I try to not be a contrarian just for the sake of being a contrarian, but there was something about basketball Twitter’s adulation of Westbrook, something about the way he was built into a meme-able hero, that made me want to be on the other side. My obstinacy was also generational: I was in college when Michael Lewis wrote “The No-Stats All Star,” and ever since, I’ve viewed basketball through the lens of finding hidden value, of stressing efficiency over cramming the box score. I’ve tried to see what others couldn’t or wouldn’t, which has led me to say things like, “Well, they picked the wrong guy,” when discussing the Thunder’s choice of a future with Westbrook instead of one with James Harden. Harden’s status as an efficiency maven fueled that sentiment, and his MVP-caliber campaign in 2015 felt like the deathblow for Westbrook’s case as the better choice.

And then the past six months happened. I still love Harden, even though the Rockets are a nightmare both aesthetically and in terms of wins, but Westbrook’s play this season has forced me to reconsider my feelings — both about him in particular and the game as a whole.

New-age stats go only so far; with time, I’ve realized how much makeup matters, and Westbrook’s is rare. Last Thursday, with OKC down three late, I watched Westbrook pick Austin Rivers’s pocket, bolt down the floor, and toss a lob to Kevin Durant; it felt like the Thunder couldn’t lose, because Westbrook wouldn’t let them. Minutes later, Westbrook actually flew for the game-sealing rebound. That might not seem so impressive against the Clippers’ B-squad, and it might not feel like the sequence that would inspire a conversion, but it stuck.

Thanks to his absurd assist rate and steady stream of triple-doubles, this version of Westbrook is the most effective there’s been. But what really makes him the potential silver bullet threatening what feels like a foregone Spurs-Warriors Western Conference finals is the crazed look he wore down the stretch against the Clippers. It’s the look that I used to shrug off, but can’t anymore. Sometimes, real value is as plain as the scowl on Russell Westbrook’s face.

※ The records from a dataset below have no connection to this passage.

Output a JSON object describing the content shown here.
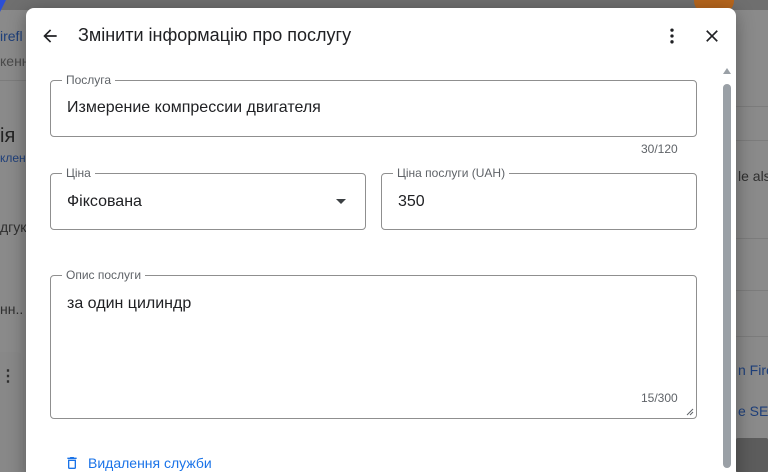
{
  "background": {
    "tab_fragment": "irefl",
    "subtitle_fragment": "кенн",
    "heading_fragment": "ія",
    "link_fragment": "клен",
    "text_fragment_1": "дгук",
    "text_fragment_2": "нн..",
    "right_fragment_1": "le als",
    "right_fragment_2": "n Fire",
    "right_fragment_3": "e SEC"
  },
  "dialog": {
    "title": "Змінити інформацію про послугу",
    "icons": {
      "back": "arrow-back-icon",
      "more": "more-vert-icon",
      "close": "close-icon"
    }
  },
  "form": {
    "service": {
      "label": "Послуга",
      "value": "Измерение компрессии двигателя",
      "counter": "30/120"
    },
    "price_type": {
      "label": "Ціна",
      "value": "Фіксована"
    },
    "price": {
      "label": "Ціна послуги (UAH)",
      "value": "350"
    },
    "description": {
      "label": "Опис послуги",
      "value": "за один цилиндр",
      "counter": "15/300"
    }
  },
  "actions": {
    "delete_label": "Видалення служби",
    "delete_icon": "trash-icon"
  },
  "colors": {
    "accent": "#1a73e8",
    "text": "#202124",
    "border": "#8f8f8f"
  }
}
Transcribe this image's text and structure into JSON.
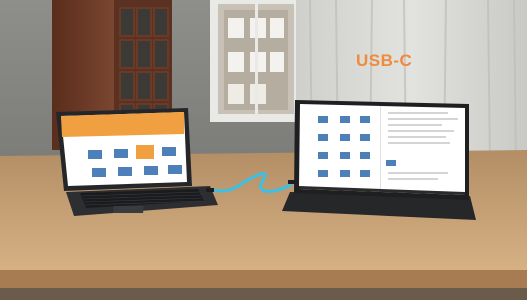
{
  "overlay": {
    "label": "USB-C",
    "label_color": "#f08a3c"
  },
  "colors": {
    "wall": "#8f8f8c",
    "curtain": "#d9d9d6",
    "door": "#6a3a26",
    "table": "#c79e6f",
    "laptop_body": "#2f3134",
    "screen_accent": "#f0a040",
    "cable": "#39c1e8"
  }
}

This piece originally appeared in the April 6, 2016, edition of the Ringer newsletter.